Friday, January 20, 2012
Kathmandu, day 2 (part 2); Patan, Lalitpur
January 20th, 2008
After Boudnath, I asked the taxi driver to take me to Patan, another city in the Kathmandu Valley, but outside the actually city.
It is a place renown for its heritage, dating back to the third century BC. Patan's center, Patan Durban Square, is a UNESCO site, with its unique wooden architecture, it is the former residence of the Malla rulers, now an open museum.
What really brought me to Patan, though, is that it's famous for its arts, particularly is bronze castings of Buddhas and Hindu deities.
Since I was there, I figured I should check out the amazing Patan Durban Square first, but it wasn't long before two young girls, about 8 or 9 years old, came over to talk to me about the history of the square. I've seen this trick before, someone comes over, starts a friendly chat, then tells you that you owe them money for being your tour guide. it's what turns a visit to Angkor Wat from a cheap one to relatively expensive. I told the girls right away that i wasn't going to give them any money and they said that was fine, they just wanted to talk to me, I could help them with their English. That sounded that a fair deal to me and just like that, I had two new friends. I told them I'd come to look for a casting, and they lead me to the street lined with studios and shops, each taking one of my hands in theirs.
Though I would prefer to find a Śākyamuni Buddha, I'm more interested in just finding one with decent form (all it's fingers and at least a pleasant face). As we started entering the row of shops one door at a time, I was a little disappointed with what I was seeing. Some nice things severely overpriced, but they were mostly Hindu deities, White or Green Tara, or Manjushri, who the people of the Kathmandu Valley must love! Actually, I'd seen much nicer statues in Thamel for about the same prices. The two girls kept pointing out statues to me, none of them Śākyamuni, and after a few shops, they'd learned quite a few names.
About half way down the street, the girls pointed out a temple for me to see, the Mahaboudha Temple, Temple of a Thousand Budhas. Inside is a tall tower, totally hidden by the surrounding buildings, modeled after the Mahabodhi Temple in Bodhdaya, covered with one thousand tiny clay Buddhas.
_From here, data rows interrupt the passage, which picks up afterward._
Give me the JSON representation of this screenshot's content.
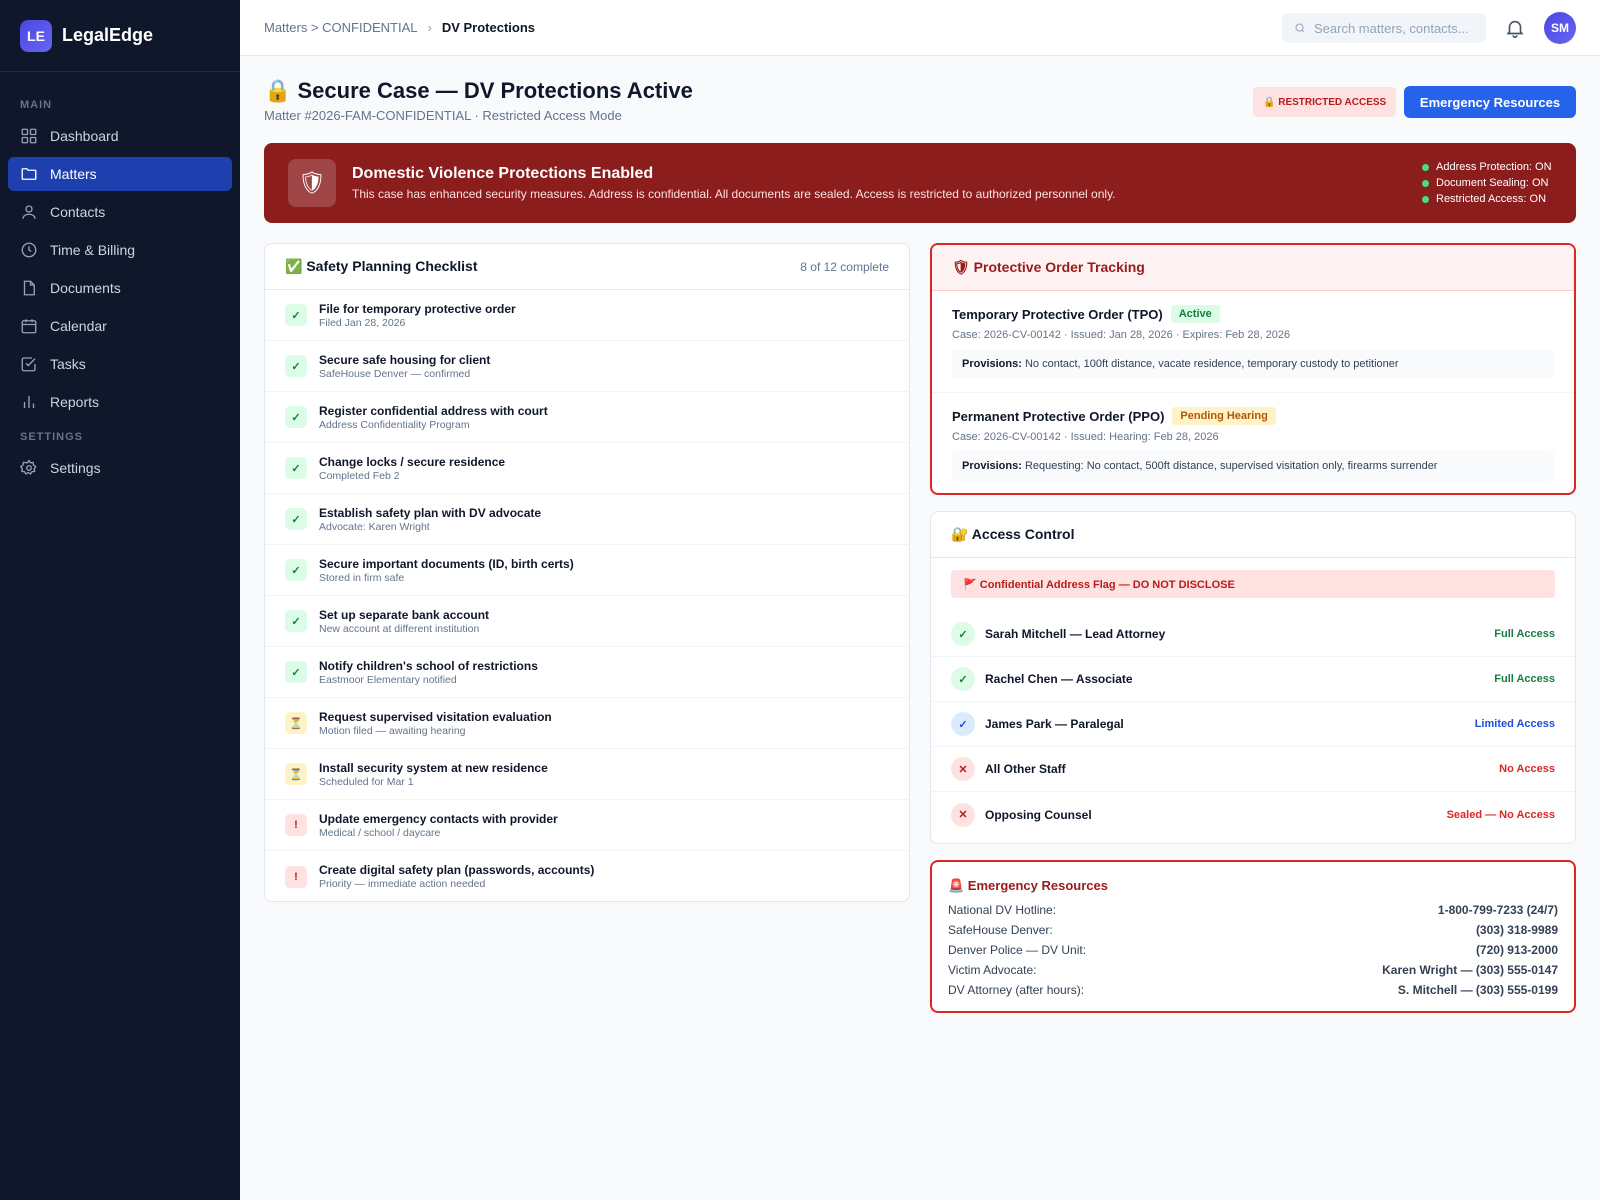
{
  "app": {
    "logo": "LE",
    "name": "LegalEdge"
  },
  "sidebar": {
    "main_label": "MAIN",
    "settings_label": "SETTINGS",
    "items": [
      {
        "label": "Dashboard",
        "icon": "grid-icon"
      },
      {
        "label": "Matters",
        "icon": "folder-icon",
        "active": true
      },
      {
        "label": "Contacts",
        "icon": "user-icon"
      },
      {
        "label": "Time & Billing",
        "icon": "clock-icon"
      },
      {
        "label": "Documents",
        "icon": "file-icon"
      },
      {
        "label": "Calendar",
        "icon": "calendar-icon"
      },
      {
        "label": "Tasks",
        "icon": "check-square-icon"
      },
      {
        "label": "Reports",
        "icon": "bar-chart-icon"
      }
    ],
    "settings_item": {
      "label": "Settings",
      "icon": "gear-icon"
    }
  },
  "topbar": {
    "breadcrumb": {
      "parent": "Matters > CONFIDENTIAL",
      "separator": "›",
      "current": "DV Protections"
    },
    "search_placeholder": "Search matters, contacts...",
    "avatar_initials": "SM"
  },
  "header": {
    "title": "🔒 Secure Case — DV Protections Active",
    "subtitle": "Matter #2026-FAM-CONFIDENTIAL · Restricted Access Mode",
    "badge": "🔒 RESTRICTED ACCESS",
    "button": "Emergency Resources"
  },
  "banner": {
    "icon": "🛡",
    "title": "Domestic Violence Protections Enabled",
    "text": "This case has enhanced security measures. Address is confidential. All documents are sealed. Access is restricted to authorized personnel only.",
    "statuses": [
      "Address Protection: ON",
      "Document Sealing: ON",
      "Restricted Access: ON"
    ]
  },
  "checklist": {
    "title": "✅ Safety Planning Checklist",
    "progress": "8 of 12 complete",
    "items": [
      {
        "title": "File for temporary protective order",
        "sub": "Filed Jan 28, 2026",
        "status": "done",
        "mark": "✓"
      },
      {
        "title": "Secure safe housing for client",
        "sub": "SafeHouse Denver — confirmed",
        "status": "done",
        "mark": "✓"
      },
      {
        "title": "Register confidential address with court",
        "sub": "Address Confidentiality Program",
        "status": "done",
        "mark": "✓"
      },
      {
        "title": "Change locks / secure residence",
        "sub": "Completed Feb 2",
        "status": "done",
        "mark": "✓"
      },
      {
        "title": "Establish safety plan with DV advocate",
        "sub": "Advocate: Karen Wright",
        "status": "done",
        "mark": "✓"
      },
      {
        "title": "Secure important documents (ID, birth certs)",
        "sub": "Stored in firm safe",
        "status": "done",
        "mark": "✓"
      },
      {
        "title": "Set up separate bank account",
        "sub": "New account at different institution",
        "status": "done",
        "mark": "✓"
      },
      {
        "title": "Notify children's school of restrictions",
        "sub": "Eastmoor Elementary notified",
        "status": "done",
        "mark": "✓"
      },
      {
        "title": "Request supervised visitation evaluation",
        "sub": "Motion filed — awaiting hearing",
        "status": "pending",
        "mark": "⏳"
      },
      {
        "title": "Install security system at new residence",
        "sub": "Scheduled for Mar 1",
        "status": "pending",
        "mark": "⏳"
      },
      {
        "title": "Update emergency contacts with provider",
        "sub": "Medical / school / daycare",
        "status": "urgent",
        "mark": "!"
      },
      {
        "title": "Create digital safety plan (passwords, accounts)",
        "sub": "Priority — immediate action needed",
        "status": "urgent",
        "mark": "!"
      }
    ]
  },
  "orders": {
    "title": "🛡 Protective Order Tracking",
    "items": [
      {
        "title": "Temporary Protective Order (TPO)",
        "badge": "Active",
        "meta": "Case: 2026-CV-00142 · Issued: Jan 28, 2026 · Expires: Feb 28, 2026",
        "provisions_label": "Provisions:",
        "provisions": "No contact, 100ft distance, vacate residence, temporary custody to petitioner"
      },
      {
        "title": "Permanent Protective Order (PPO)",
        "badge": "Pending Hearing",
        "meta": "Case: 2026-CV-00142 · Issued: Hearing: Feb 28, 2026",
        "provisions_label": "Provisions:",
        "provisions": "Requesting: No contact, 500ft distance, supervised visitation only, firearms surrender"
      }
    ]
  },
  "access": {
    "title": "🔐 Access Control",
    "flag": "🚩 Confidential Address Flag — DO NOT DISCLOSE",
    "rows": [
      {
        "name": "Sarah Mitchell — Lead Attorney",
        "level": "Full Access",
        "type": "full",
        "mark": "✓"
      },
      {
        "name": "Rachel Chen — Associate",
        "level": "Full Access",
        "type": "full",
        "mark": "✓"
      },
      {
        "name": "James Park — Paralegal",
        "level": "Limited Access",
        "type": "limited",
        "mark": "✓"
      },
      {
        "name": "All Other Staff",
        "level": "No Access",
        "type": "none",
        "mark": "✕"
      },
      {
        "name": "Opposing Counsel",
        "level": "Sealed — No Access",
        "type": "none",
        "mark": "✕"
      }
    ]
  },
  "resources": {
    "title": "🚨 Emergency Resources",
    "rows": [
      {
        "label": "National DV Hotline:",
        "value": "1-800-799-7233 (24/7)"
      },
      {
        "label": "SafeHouse Denver:",
        "value": "(303) 318-9989"
      },
      {
        "label": "Denver Police — DV Unit:",
        "value": "(720) 913-2000"
      },
      {
        "label": "Victim Advocate:",
        "value": "Karen Wright — (303) 555-0147"
      },
      {
        "label": "DV Attorney (after hours):",
        "value": "S. Mitchell — (303) 555-0199"
      }
    ]
  },
  "colors": {
    "sidebar_bg": "#0f172a",
    "accent": "#2563eb",
    "banner_bg": "#8b1d1d",
    "danger": "#dc2626",
    "success": "#15803d"
  }
}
We continued up the street until we visited the last of the shops, without any luck, and the girls finally asked if we could not go into anymore shops. I was pretty disappointed at not having found anything, but I'd seen a few statutes in Thamel that would have to be good enough.
Walking back to the square, a man waved at me and I waved back but didn't realize until later that it was a man from my favorite Nepali restaurant in Seoul! It's too bad I didn't recognize him, I just really didn't expect to see him there...
Since the girls had been really good companions, I offered to by them lunch and they were really excited to go to one of the tourist restaurants, that they'd never been able to go into. Café de Temple has great views of the square so we went up to the rooftop tables. The girls were really excited and wanted to try pizza for the first time in their lives. We ordered, then I looked at their dirt covered hands and told them if they wanted to eat, they'd have to good wash their hands first. They both leapt up and dashed to the washroom. One of the young men at the table full of Canadians from Vancouver next to me started talking to me and asked if they were my children. "No," I said, "I met them on the street and offered to bug them lunch." "oh," he said, giving me a strange look, as if I might be a pedophile or something, and that was the end of the conversation.
The girls came back, passed the clean hands check, and sat down just as the pizza arrived. They picked at it a little awkwardly, I couldn't tell if they really liked it at first, but once they saw me pick up a slide and devour it, they seemed more confident and enjoyed it.
I noticed that the smaller girl had a hole in her nostril but no loop like the other girl. I asked her what happened and she said she'd lost it and that her mom hit her many times for losing it. After eating, we went into the market, were I'd noticed a jeweler, and I bought her a little gold stud. She wasn't able to push it through the closing hole, but she was happy anyway. She said when she got home, her mother would help her get it in. I felt sorry for the girls. They'd probably been sent to the square to earn/beg for some money and ended up spending most of the day with me. I'd noticed the younger one had huge bugs crawling through her hair, which in turn made my skin crawl. I told them they could both pick out one thing from the market and they both wanted shoes.
We headed back into the square one last time, and I was about to get a taxi back to Thamel to continue my hunt for a Buddha, when I got swarmed by their cousins and aunts begging me to buy something from them. As soon as the woman appeared, the girls suddenly flipped and started begging me for money. I very really disappointed and mentioned that I'd just bought them lunch and gifts, but that didn't help. I had the feeling that just had to act this way in front of the aunts, who were about to drive me crazy trying to make me buy something. I had been on a little bridge taking pictures of the bells hanging from the eaves of the old building, when they ambushed me from both side, leaving me no escape. To tired to argue, I bought a few little things from them, said goodbye to the girls, and got in a rickshaw back to Thamel.